Dignity, Dreams and Development in Society



My name is Tukeni Obasi. I am a Nigerian presently studying at McGill University. I joined the World Youth Alliance a couple of years back but it was not until the beginning of this year that I finally took the Track A training. It is difficult to put down my experience with Track A in words but the things I learnt from that training shook me up: the idea of the dignity of the human person challenged all my prior beliefs about the human race. It empowered me to seek out the truth and stand up for it in my everyday life. This summer, I started teaching at a primary school called Child Concern International School in the Gambia, in an area called Latrikunda German. Latrikunda German is an impoverished part of the second capital of The Gambia, Serrekunda. In this community, the illiteracy rate is high, illegal migration is not uncommon, and many of the teenage girls and even some girls as young as 12 are engaged in commercial sex to make ends meet. As expected, many of these girls are also school drop-outs and some of them have already had a number of children and as a result, are engaged in other menial jobs to take care of their children. Having observed and been informed of these facts, I knew I would have to live the truth in that community. Two days into my project, with the help of two grassroots organizations, I-representing World Youth Alliance- was able to organize a three-day seminar from May 8-May 10 titled ‘Dignity, Dreams and Development in Society’.

The turn-out on the first day was impressive given the short notice. We had at least 40 people in attendance. On the first day, we explored the concept of dignity. At first, very few people believed they had dignity but by the time the session was over, they seemed all convinced that their dignity was innate. I also pointed out the link between dignity and dreams explaining that because everyone had dignity, everyone has the power to dream and set goals for themselves and work towards them. By recognizing the dignity in others, we are also able to respect them and work in solidarity with them towards the common good.



The next day, May 9th, about 62 people showed up. I talked in detail about the circumstances surrounding the birth of WYA. Afterwards, I made them break into groups to talk about who should be having sex and the consequences of sex for the individual and the community. This was a very intense session because for many, this was the first time they were openly talking about sex. This was my favourite part of the 3-day seminar and I am grateful for the opportunity to shake up the youth and launch in the open, the one issue that had been left unsaid and was undermining real progress in their society. In spite of this, at the end of the group discussion, all groups agreed that sex was to be delayed until later on in life.
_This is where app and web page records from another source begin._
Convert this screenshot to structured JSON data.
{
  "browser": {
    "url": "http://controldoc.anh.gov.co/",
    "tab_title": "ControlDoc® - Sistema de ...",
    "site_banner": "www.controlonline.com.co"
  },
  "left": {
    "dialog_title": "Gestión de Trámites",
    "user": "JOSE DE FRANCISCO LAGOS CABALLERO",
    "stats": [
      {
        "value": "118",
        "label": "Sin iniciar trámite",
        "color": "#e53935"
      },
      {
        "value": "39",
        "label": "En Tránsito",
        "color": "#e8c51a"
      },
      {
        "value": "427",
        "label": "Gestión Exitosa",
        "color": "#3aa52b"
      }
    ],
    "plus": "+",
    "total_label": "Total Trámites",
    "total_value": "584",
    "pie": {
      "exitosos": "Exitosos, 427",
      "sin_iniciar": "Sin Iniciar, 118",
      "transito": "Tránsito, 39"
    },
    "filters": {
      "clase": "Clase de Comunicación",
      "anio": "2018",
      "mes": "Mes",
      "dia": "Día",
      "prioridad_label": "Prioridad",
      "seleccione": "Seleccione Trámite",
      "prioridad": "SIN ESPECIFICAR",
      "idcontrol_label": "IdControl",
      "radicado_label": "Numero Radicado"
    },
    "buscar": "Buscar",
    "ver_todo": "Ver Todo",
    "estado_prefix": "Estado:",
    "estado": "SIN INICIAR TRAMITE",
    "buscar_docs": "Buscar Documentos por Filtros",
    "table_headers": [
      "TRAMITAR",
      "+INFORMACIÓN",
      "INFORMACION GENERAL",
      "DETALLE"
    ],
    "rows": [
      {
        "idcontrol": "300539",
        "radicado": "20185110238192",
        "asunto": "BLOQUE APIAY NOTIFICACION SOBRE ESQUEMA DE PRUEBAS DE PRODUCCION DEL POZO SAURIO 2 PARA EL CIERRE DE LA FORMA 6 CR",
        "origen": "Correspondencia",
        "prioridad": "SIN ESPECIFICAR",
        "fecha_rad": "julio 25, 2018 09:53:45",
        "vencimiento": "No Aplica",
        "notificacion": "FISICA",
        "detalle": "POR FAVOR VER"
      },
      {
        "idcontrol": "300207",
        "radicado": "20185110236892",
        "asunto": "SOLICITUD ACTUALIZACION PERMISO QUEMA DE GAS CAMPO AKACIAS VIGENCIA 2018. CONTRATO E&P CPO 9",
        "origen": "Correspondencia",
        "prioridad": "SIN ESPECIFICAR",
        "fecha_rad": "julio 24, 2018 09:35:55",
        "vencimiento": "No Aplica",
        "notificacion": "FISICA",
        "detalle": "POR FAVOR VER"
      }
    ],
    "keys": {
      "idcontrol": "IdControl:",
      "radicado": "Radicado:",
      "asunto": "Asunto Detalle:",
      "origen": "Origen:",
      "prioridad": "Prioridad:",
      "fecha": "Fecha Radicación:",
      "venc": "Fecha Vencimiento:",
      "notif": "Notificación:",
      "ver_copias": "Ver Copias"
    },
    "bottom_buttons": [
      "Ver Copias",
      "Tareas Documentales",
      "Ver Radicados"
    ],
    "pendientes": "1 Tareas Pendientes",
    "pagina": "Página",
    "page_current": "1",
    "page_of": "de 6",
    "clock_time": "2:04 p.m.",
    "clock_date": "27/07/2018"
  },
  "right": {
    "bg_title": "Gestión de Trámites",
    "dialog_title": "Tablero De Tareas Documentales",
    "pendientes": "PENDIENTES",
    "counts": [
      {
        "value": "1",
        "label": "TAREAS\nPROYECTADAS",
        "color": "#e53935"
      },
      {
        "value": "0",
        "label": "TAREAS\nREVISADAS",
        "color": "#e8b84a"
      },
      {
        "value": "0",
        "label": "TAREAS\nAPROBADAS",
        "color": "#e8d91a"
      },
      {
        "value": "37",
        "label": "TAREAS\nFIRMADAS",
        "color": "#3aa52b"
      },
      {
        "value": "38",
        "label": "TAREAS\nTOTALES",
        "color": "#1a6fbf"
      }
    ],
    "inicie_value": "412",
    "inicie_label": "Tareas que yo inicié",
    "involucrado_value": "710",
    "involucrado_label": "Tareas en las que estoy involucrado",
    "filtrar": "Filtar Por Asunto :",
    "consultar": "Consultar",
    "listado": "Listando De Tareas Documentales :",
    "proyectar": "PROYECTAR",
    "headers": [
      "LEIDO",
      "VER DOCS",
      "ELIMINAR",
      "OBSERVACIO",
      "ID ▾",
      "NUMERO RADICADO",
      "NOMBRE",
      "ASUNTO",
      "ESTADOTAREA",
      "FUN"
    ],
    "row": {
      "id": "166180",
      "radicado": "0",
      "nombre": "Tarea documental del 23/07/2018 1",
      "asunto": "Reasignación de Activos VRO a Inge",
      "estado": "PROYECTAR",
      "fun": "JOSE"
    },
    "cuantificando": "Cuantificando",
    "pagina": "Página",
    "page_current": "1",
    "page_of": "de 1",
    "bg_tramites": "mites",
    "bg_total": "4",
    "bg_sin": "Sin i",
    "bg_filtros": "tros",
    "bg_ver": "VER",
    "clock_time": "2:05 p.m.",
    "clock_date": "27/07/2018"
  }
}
Some people felt at the age of 20, some people due to religious convictions said only after marriage. I personally said that unless two people are able and ready to start a family, they had no business having sex because the family is the fundamental unit of society and children in a family unit are better able to grow and add value to the society. I also argued that sex kills the dreams of young people especially women and I explained in detail the consequences of sex (STDs and HIV/AIDS). Then I talked about the role of parents in the religious and moral education of the child, and showing unconditional love to the child. I also explained to them more about our work at WYA and some of the issues WYA and WYA youth are involved with presently. At the end of this session, many were blown away expressed interest in joining WYA and working with us to protect the dignity of the human person and address the many issues that plague society.

The next day, I focused on peer pressure and during their group discussions, I had them distinguish between things that were considered cool in the society and things that were actually smart/ wise- the right things to do. Many agreed that it was wise to go to school even though it was cooler to sleep around and make ‘quick’ money by dishonest means. After the group discussion, I introduced the concept of the Truth and living in the Truth even when everyone else is living outside of the Truth. I also talked about the importance of solidarity drawing examples from the Solidarity movement in Poland and the anti-apartheid movement in South Africa which I had learned in detailed during my Track A training. I encouraged them to work together and support one another assuring them that even though it seems impossible, living in the truth pays off. I encouraged them to think of ways to build a better community for themselves rather than seeking illegal ways to migrate to Europe and to work together in the fight against prostitution and promiscuity to combat the spread of diseases, guard their dreams and promote a healthier society for all.

The response to the 3-day seminar was encouraging. Many wanted WYA to come back and organize more seminars to empower them. They also said that they wished the program was longer (say a week) so that they could learn more. But all in all, many described it as a life-changing experience; some said it restored hope. Others said it was definitely an eye-opener and had changed their lives for the better.

As for me, I thought it was a fruitful exercise altogether and I am really grateful for the opportunity to empower the youth of Latrikunda German while sharing with them the very ideas and principles that changed my own life, the ideas and principles of the World Youth Alliance.